One of his biggest concerns is pushing the science too far, too fast — as many argue He has already done — and causing a major setback for the rest of the field. In 1999, an early genome editing trial for a rare liver disease resulted in the death of an 18-year-old boy. The tragedy halted gene therapy research for over a decade.
“Being somewhat selfish, had better precautions been taken in the 1990s, would [gene] therapy have been developed for my son?” Whiston says. “Would it have been available when he was born?”
“I think it will be great to get rid of these genetic diseases. But that doesn’t mean we should all run around expecting it to happen tomorrow morning.”
Arthur Caplan, a professor of bioethics at New York University School of Medicine, also advises a cautious approach to germline editing. “I’m for it,” he says. “I think it will happen. I think it will be great to get rid of these genetic diseases. But that doesn’t mean we should all run around expecting it to happen tomorrow morning.”
“Families need to know that it’s just not ready yet,” Caplan adds. “These techniques for repairing disease’s germlines are just not studied enough or understood enough.”
In the meantime, there is another option for would-be parents who carry a genetic mutation: preimplantation genetic diagnosis. The procedure requires in vitro fertilization (as would germline editing), after which scientists can test five-day-old embryos for any number of genetic conditions, such as Tay-Sachs, cystic fibrosis, and even cancer predisposing mutations like BRCA1. Only the healthy embryos are transferred into the mother’s womb, ensuring the baby is disease-free.
“The problem of these genetic diseases is very serious, and what’s exciting and important for patients, and even clinicians, to know is that we have the ability to help them have healthy children,” says Zev Williams, director of Columbia University Fertility Center who specializes in preimplantation genetic diagnosis. “CRISPR has gotten tons of attention, but it’s sort of like a more cumbersome high-risk way of doing what’s already being done safely.”
Even so, experts and families alike believe that sooner or later, CRISPR babies will be here.
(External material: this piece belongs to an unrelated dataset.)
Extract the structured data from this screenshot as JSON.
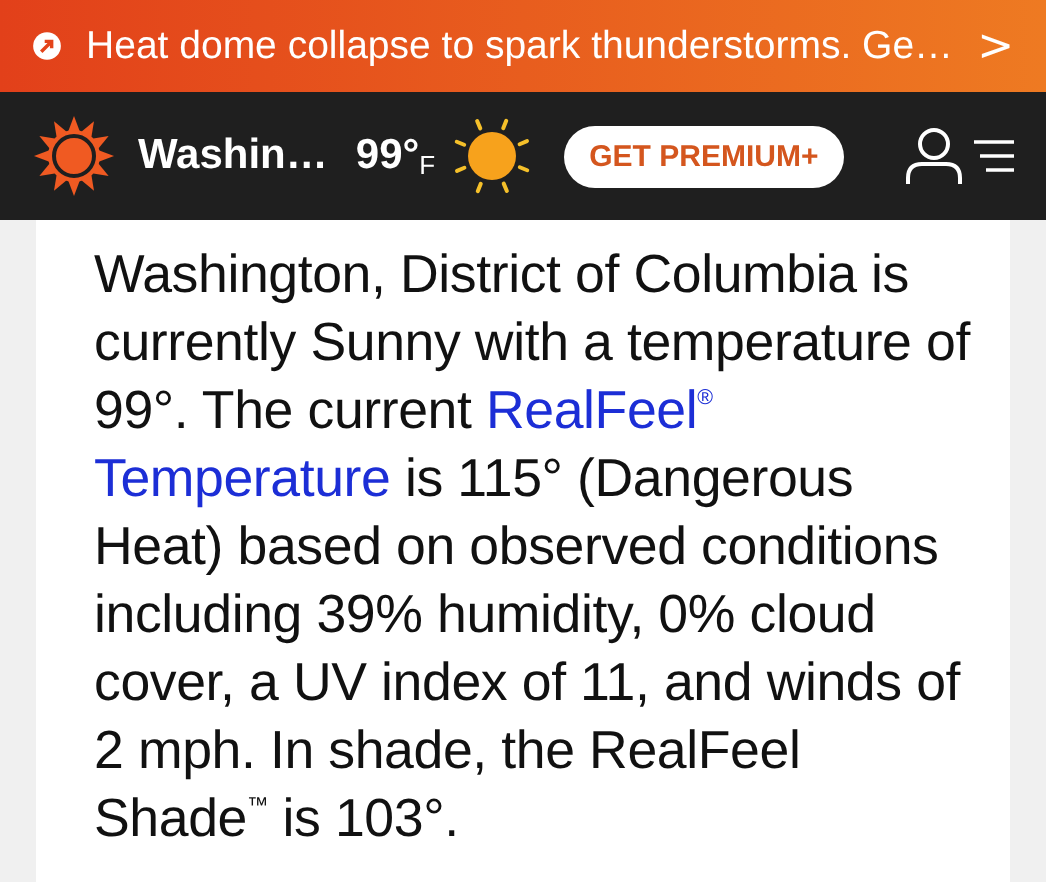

“The potential for eliminating a lot of diseases… I think that’s just too beneficial to pass up,” Dupree says. “We’ve opened the box, and even if we find it morally objectionable, it’s going to keep progressing. I think refusing to use gene editing at all for fear of those bad things happening would cost a lot.”